What the exercise asks: Report the number of lines in the material below that contain "true", without any other words.
START Information supplied
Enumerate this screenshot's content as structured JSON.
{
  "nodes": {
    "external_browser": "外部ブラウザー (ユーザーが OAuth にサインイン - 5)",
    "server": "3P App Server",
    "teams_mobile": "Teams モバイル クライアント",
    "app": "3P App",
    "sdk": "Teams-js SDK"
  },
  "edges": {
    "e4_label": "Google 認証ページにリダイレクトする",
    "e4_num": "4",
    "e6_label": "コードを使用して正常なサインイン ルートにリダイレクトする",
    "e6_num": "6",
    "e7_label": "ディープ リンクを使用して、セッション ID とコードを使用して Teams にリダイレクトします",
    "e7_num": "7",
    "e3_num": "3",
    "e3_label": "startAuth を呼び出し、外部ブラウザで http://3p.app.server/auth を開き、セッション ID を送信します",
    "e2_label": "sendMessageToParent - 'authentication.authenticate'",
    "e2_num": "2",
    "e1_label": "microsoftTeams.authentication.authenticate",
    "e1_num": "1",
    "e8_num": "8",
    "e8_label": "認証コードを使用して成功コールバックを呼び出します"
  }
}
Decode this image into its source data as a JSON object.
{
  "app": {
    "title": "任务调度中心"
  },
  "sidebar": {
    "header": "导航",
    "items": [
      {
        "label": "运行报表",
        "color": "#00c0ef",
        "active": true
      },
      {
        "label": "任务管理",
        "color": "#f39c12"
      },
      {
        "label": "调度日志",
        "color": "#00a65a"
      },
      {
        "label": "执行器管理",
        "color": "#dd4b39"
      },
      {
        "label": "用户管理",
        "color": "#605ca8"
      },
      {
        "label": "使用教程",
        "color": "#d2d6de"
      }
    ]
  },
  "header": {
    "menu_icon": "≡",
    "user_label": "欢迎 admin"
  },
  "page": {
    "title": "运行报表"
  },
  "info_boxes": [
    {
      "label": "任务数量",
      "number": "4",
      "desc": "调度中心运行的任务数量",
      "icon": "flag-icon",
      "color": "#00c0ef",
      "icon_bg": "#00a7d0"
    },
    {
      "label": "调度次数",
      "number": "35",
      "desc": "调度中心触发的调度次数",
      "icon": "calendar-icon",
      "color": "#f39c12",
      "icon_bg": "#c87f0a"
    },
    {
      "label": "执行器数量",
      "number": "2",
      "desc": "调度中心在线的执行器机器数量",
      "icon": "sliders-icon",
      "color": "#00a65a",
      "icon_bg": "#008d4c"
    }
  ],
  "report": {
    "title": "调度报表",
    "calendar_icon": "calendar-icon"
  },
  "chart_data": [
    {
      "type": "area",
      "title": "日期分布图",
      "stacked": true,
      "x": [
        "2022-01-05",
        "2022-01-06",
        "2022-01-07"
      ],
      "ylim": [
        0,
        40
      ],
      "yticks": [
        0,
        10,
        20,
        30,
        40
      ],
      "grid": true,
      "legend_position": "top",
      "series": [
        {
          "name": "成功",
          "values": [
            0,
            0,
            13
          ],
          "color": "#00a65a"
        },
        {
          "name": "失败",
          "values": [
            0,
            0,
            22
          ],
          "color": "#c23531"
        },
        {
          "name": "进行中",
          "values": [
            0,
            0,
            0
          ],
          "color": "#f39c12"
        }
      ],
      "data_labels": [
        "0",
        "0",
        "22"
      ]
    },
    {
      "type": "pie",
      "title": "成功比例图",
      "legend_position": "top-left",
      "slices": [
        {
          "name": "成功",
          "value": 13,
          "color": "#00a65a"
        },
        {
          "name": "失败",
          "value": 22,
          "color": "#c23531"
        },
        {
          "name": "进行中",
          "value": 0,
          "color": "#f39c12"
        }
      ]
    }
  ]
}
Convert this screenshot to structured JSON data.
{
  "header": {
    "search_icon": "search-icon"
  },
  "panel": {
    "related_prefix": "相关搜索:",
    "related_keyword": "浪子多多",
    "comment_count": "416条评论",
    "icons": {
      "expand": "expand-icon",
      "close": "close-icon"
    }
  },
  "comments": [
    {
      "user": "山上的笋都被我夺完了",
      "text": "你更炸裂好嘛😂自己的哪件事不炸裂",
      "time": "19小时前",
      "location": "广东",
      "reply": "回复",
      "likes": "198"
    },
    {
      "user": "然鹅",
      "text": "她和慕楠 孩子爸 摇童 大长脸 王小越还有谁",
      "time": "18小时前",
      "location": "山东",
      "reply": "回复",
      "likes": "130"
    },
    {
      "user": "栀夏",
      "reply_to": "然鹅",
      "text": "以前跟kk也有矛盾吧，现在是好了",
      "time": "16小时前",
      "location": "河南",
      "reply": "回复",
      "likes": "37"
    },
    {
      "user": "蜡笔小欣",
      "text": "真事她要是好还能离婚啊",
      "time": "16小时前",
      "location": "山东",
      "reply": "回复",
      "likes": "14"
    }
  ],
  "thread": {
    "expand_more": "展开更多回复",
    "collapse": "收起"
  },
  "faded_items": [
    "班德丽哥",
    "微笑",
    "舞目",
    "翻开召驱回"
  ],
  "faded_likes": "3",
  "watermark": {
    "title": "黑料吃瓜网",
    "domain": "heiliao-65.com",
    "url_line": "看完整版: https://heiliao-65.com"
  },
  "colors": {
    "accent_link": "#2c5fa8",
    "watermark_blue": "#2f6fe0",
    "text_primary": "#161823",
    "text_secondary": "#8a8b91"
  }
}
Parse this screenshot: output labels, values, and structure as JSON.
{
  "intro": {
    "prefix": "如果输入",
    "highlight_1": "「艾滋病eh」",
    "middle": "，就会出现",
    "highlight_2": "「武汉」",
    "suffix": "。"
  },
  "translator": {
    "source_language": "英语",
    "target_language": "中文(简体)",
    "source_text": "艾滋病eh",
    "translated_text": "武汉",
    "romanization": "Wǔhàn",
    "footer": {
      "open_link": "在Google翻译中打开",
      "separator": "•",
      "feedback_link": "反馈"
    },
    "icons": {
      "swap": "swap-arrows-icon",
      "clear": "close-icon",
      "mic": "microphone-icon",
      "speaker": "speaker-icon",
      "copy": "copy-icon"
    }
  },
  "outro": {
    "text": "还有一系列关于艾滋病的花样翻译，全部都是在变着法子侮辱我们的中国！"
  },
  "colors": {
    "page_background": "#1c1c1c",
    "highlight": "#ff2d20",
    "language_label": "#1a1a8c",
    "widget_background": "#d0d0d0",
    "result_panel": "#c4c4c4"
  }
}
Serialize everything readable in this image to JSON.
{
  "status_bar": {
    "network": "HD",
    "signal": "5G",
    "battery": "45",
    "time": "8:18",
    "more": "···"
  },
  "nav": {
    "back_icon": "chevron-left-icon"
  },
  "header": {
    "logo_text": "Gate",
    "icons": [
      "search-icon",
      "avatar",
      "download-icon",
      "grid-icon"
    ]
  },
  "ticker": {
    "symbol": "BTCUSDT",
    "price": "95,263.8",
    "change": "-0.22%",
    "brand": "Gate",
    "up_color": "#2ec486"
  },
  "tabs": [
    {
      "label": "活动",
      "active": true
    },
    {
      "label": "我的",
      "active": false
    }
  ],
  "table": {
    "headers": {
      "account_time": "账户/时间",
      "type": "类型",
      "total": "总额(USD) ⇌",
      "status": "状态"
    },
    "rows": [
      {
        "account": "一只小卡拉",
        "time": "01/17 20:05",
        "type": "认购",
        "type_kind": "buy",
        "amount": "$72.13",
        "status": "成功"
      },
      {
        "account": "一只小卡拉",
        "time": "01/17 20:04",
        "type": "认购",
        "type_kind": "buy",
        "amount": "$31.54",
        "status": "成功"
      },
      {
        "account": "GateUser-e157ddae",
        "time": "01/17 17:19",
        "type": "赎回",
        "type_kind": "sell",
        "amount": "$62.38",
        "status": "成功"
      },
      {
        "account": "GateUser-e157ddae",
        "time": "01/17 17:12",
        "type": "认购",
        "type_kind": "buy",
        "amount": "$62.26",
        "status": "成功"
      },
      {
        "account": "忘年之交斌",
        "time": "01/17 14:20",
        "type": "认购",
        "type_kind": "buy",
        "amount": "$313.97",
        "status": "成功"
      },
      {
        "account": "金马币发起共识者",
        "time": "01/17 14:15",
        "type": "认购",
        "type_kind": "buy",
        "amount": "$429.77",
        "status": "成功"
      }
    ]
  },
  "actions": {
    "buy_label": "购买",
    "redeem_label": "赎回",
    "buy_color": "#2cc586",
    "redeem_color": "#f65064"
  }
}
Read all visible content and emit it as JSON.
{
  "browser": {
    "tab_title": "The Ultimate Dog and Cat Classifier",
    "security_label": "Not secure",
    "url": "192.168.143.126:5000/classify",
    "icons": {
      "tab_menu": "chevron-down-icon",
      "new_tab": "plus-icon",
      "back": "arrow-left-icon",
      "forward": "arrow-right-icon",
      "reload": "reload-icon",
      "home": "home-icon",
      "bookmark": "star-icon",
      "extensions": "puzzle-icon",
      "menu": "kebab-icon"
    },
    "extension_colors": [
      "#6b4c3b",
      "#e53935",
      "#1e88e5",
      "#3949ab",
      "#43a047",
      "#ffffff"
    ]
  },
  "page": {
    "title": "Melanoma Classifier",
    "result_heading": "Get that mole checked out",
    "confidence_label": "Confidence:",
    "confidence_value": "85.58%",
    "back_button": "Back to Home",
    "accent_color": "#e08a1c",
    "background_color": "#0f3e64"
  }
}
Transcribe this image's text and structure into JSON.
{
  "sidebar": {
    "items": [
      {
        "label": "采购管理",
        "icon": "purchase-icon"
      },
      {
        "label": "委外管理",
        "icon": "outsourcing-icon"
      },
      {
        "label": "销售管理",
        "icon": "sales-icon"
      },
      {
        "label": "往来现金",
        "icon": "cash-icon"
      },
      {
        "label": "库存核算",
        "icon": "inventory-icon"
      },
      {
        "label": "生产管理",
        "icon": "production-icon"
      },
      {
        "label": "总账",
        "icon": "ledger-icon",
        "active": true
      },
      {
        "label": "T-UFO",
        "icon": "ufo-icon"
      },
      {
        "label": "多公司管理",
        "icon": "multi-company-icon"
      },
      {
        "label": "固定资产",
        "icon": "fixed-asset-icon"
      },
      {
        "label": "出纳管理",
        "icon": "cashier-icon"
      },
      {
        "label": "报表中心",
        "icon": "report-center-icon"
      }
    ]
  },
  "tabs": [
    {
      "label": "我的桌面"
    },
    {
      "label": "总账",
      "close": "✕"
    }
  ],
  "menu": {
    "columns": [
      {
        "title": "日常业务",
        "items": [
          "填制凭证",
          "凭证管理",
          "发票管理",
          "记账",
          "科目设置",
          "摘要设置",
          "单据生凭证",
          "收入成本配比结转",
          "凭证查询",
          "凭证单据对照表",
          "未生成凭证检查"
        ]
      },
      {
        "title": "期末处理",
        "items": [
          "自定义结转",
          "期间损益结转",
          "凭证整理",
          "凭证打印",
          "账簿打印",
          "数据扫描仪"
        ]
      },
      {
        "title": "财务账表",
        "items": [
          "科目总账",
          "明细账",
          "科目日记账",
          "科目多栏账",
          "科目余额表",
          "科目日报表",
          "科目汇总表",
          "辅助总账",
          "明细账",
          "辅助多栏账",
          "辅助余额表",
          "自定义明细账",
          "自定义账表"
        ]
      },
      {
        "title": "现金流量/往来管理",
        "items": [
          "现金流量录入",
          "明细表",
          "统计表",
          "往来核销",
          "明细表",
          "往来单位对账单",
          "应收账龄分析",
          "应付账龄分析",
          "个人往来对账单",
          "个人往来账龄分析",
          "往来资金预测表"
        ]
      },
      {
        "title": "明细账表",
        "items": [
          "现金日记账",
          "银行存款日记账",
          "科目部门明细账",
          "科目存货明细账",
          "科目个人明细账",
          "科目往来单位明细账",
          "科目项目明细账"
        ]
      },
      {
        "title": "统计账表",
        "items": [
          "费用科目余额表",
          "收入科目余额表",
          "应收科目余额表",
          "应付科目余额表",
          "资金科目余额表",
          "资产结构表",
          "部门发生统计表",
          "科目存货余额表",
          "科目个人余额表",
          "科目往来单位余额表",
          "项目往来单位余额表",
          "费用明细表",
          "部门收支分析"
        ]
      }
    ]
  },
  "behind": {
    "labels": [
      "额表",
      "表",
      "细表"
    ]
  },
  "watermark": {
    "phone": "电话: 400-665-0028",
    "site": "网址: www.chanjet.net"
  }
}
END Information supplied
Output of the task: 5